A key stage in voting through the European Commission’s mortgage directive has been delayed until next year against a backdrop of fears the regulation itself could be dropped as the eurozone crisis rages on.
The two committees scrutinising the directive were due to vote on amendments by December 19, but this has now been pushed back until an unspecified date early in 2012.
The European Parliament’s internal markets and consumer protection committee and economic and monetary affairs committee have published their reports on the directive and were due to vote through their amendments on November 22 and December 19 respectively.
But trade body the European Mortgage Federation’s latest Mortgage Info newsletter says that IMCO has been lobbying for extra time and successfully achieved an extension.
This has pushed back its vote to December 5 in Brussels. As a result ECON’s vote will be delayed until early 2012. It is understood that the reason for the delay is the sheer number of amendments to be tabled by the committees some 800 from ECON and another 300 from IMCO.
Paul Broadhead, head of mortgage policy at the Building Societies Association, says: “We do not want the amendments to be rushed, but this does mean the final vote through the European parliament will be later than planned.”

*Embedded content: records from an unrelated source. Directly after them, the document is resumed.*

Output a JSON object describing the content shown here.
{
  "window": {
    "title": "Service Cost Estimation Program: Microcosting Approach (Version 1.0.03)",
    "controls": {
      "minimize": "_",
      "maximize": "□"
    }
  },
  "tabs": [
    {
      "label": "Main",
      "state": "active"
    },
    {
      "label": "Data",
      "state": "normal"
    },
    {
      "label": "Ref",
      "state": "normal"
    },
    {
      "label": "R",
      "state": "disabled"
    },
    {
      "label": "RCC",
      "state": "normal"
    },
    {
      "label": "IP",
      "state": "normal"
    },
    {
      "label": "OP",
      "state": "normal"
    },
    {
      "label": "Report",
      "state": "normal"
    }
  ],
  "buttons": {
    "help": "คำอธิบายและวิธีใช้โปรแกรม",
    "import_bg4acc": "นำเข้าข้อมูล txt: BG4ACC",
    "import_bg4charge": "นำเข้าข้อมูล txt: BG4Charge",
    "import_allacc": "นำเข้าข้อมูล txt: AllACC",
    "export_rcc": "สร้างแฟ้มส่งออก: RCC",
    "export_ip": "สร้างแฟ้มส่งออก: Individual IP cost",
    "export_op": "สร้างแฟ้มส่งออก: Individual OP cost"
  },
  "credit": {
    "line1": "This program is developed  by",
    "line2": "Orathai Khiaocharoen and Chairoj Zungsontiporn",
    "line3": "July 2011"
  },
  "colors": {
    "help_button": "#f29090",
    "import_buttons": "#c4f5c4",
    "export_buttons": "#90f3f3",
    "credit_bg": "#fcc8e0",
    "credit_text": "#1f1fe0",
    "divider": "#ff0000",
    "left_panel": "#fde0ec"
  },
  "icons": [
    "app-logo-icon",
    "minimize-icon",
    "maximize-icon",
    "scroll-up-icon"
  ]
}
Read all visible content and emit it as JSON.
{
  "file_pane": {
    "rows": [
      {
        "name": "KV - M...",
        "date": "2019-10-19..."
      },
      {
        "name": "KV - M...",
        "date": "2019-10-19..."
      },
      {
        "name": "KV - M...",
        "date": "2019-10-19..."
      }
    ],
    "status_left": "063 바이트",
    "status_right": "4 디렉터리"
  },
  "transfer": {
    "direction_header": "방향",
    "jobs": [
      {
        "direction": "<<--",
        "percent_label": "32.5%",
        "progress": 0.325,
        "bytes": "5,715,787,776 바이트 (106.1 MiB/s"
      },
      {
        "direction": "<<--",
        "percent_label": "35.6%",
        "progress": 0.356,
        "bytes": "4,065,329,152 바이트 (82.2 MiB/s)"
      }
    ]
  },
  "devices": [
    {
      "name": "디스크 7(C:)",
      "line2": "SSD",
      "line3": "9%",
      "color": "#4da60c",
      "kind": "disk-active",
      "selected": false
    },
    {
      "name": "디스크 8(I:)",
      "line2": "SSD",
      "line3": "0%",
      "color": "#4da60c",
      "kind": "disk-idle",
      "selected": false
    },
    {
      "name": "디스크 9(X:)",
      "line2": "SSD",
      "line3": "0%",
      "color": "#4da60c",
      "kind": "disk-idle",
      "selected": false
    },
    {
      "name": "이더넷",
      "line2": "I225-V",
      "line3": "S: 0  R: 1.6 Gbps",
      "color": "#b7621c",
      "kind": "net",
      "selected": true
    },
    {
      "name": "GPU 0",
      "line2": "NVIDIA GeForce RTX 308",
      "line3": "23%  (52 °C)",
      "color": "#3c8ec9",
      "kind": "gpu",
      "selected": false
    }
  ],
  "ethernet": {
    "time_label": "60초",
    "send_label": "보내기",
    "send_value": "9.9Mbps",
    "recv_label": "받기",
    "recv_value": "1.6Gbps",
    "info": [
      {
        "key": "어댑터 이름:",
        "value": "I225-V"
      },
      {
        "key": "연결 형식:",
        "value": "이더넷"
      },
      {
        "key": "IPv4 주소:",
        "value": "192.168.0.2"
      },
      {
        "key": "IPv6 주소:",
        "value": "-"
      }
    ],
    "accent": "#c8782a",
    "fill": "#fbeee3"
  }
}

Meanwhile, MEP Sharon Bowles, chair of ECON, has warned that the eurozone crisis is threatening the directive’s existence.
Speaking at Mortgage Strategy’s Mortgage Masters conference in Buckinghamshire last week, she told delegates that in six months’ time neither the European Union nor the euro will exist.
When asked in Mortgage Strategy’s 60 Seconds With interview whether discussions about the directive seem like a sideshow now, Bowles replied: “It feels like moving deck chairs on the Titanic.”